The writer of 2nd Timothy ends today’s reading with the exhortation to “guard the good treasure entrusted to you, with the help of the Holy Spirit living in us.” I tend to think of this as a call to look within and find this treasure. I don’t think guarding it means keeping it locked up, but using it well. But I think it might be a call to the faith community. What is the treasure within us? How is the Spirit moving among us today? I think you are the treasure here. I mean you with all your beauty and all your flaws. What if each of us is a mustard seed and together we form an amazing source of food and healing for the world? How many have gone before us and how do they enrich our faith?

 

Many faithful examples look like mustard seeds at first, but somehow they find themselves in God’s hands and the results are amazing. We do not stand alone in this journey of faith—we have parents, grandparents, friends, and neighbors, we have one another and we have people all over the world who accompany us. Some of it comes to us as a hand me down, but the rest comes to us as a gift. On this World Communion Sunday, we remember that faith is much bigger than Albuquerque, faith is greater than the United States, faith is flourishing in the ends of the earth. Together we place our faith in the One for whom nothing is impossible. Faith in God enables us to imagine a world where no one is hungry, where we live peacefully together, where all are loved and welcomed and whole. From our imagination, we step out to make it happen empowered by the One who takes our mustard seed faith and heals the world.

 

On this day, we remember that the table is not ours—it is Christ’s table and it comes with an invitation to all: Come to the table of love, the table where everyone is welcome, the table of our ancestors. Come to the table Jesus prepared for all of us, a table he prepared even for the ones who hurt him. This table knows no limits, it knows no boundaries or borders, languages or nations. Yet at the same time, it recognizes all of these.
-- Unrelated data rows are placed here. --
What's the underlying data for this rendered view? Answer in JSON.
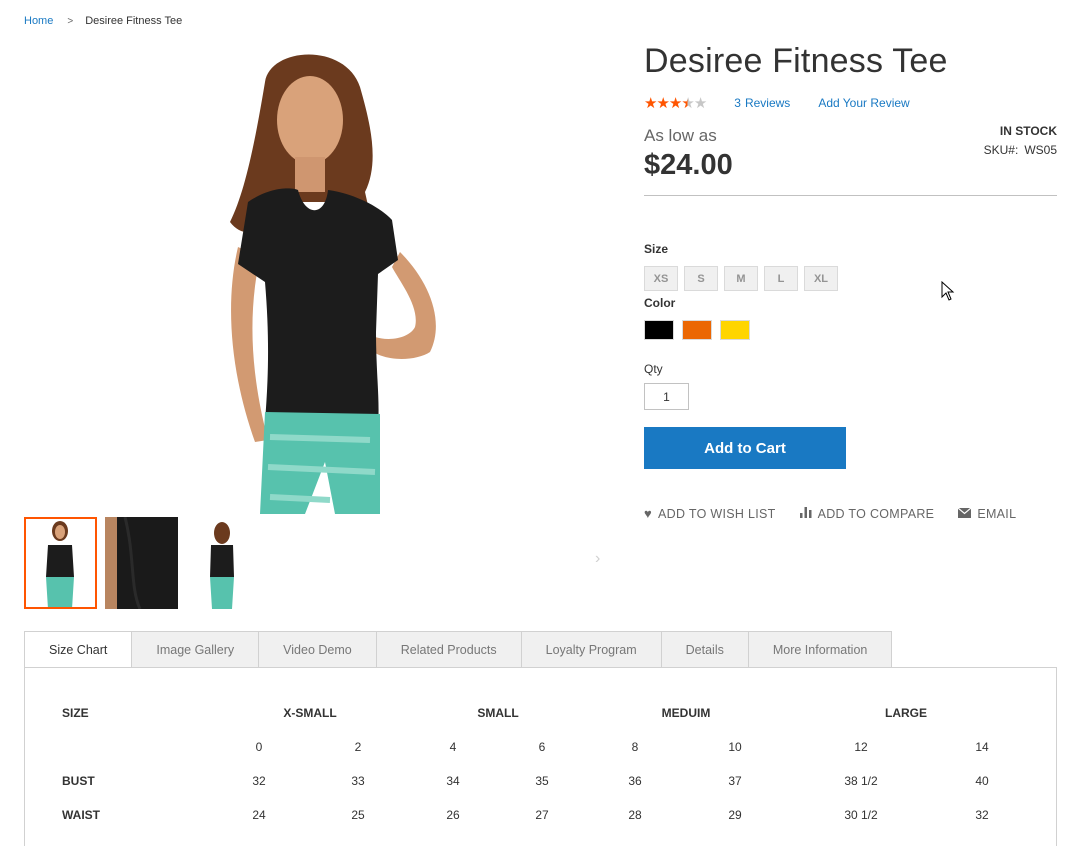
{
  "breadcrumb": {
    "home": "Home",
    "separator": ">",
    "current": "Desiree Fitness Tee"
  },
  "product": {
    "title": "Desiree Fitness Tee",
    "rating": {
      "filled": 3.5,
      "max": 5,
      "reviews_count": "3",
      "reviews_label": "Reviews",
      "add_review": "Add Your Review"
    },
    "price_prefix": "As low as",
    "price": "$24.00",
    "stock": "IN STOCK",
    "sku_label": "SKU#:",
    "sku": "WS05"
  },
  "options": {
    "size_label": "Size",
    "sizes": [
      "XS",
      "S",
      "M",
      "L",
      "XL"
    ],
    "color_label": "Color",
    "colors": [
      {
        "name": "Black",
        "hex": "#000000"
      },
      {
        "name": "Orange",
        "hex": "#eb6703"
      },
      {
        "name": "Yellow",
        "hex": "#ffd500"
      }
    ],
    "qty_label": "Qty",
    "qty_value": "1"
  },
  "actions": {
    "add_to_cart": "Add to Cart",
    "wishlist": "ADD TO WISH LIST",
    "compare": "ADD TO COMPARE",
    "email": "EMAIL"
  },
  "icons": {
    "wishlist": "heart-icon",
    "compare": "bar-chart-icon",
    "email": "envelope-icon",
    "gallery_next": "chevron-right-icon",
    "breadcrumb_sep": "chevron-right-icon",
    "cursor": "mouse-pointer-icon"
  },
  "tabs": [
    "Size Chart",
    "Image Gallery",
    "Video Demo",
    "Related Products",
    "Loyalty Program",
    "Details",
    "More Information"
  ],
  "size_chart": {
    "header": [
      "SIZE",
      "X-SMALL",
      "SMALL",
      "MEDUIM",
      "LARGE"
    ],
    "numbers": [
      "0",
      "2",
      "4",
      "6",
      "8",
      "10",
      "12",
      "14"
    ],
    "rows": [
      {
        "label": "BUST",
        "values": [
          "32",
          "33",
          "34",
          "35",
          "36",
          "37",
          "38 1/2",
          "40"
        ]
      },
      {
        "label": "WAIST",
        "values": [
          "24",
          "25",
          "26",
          "27",
          "28",
          "29",
          "30 1/2",
          "32"
        ]
      }
    ]
  },
  "colors": {
    "accent": "#1979c3",
    "star": "#ff5501",
    "active_thumb": "#ff5501"
  }
}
There is no language that is not understood at this table. This is no land so distant that God’s call to partake is not heard there. There is no person so evil that the invitation is withdrawn. Jesus Christ invites all to his table. Come to the table—here you will find faith the size of a mustard seed and that is more than enough.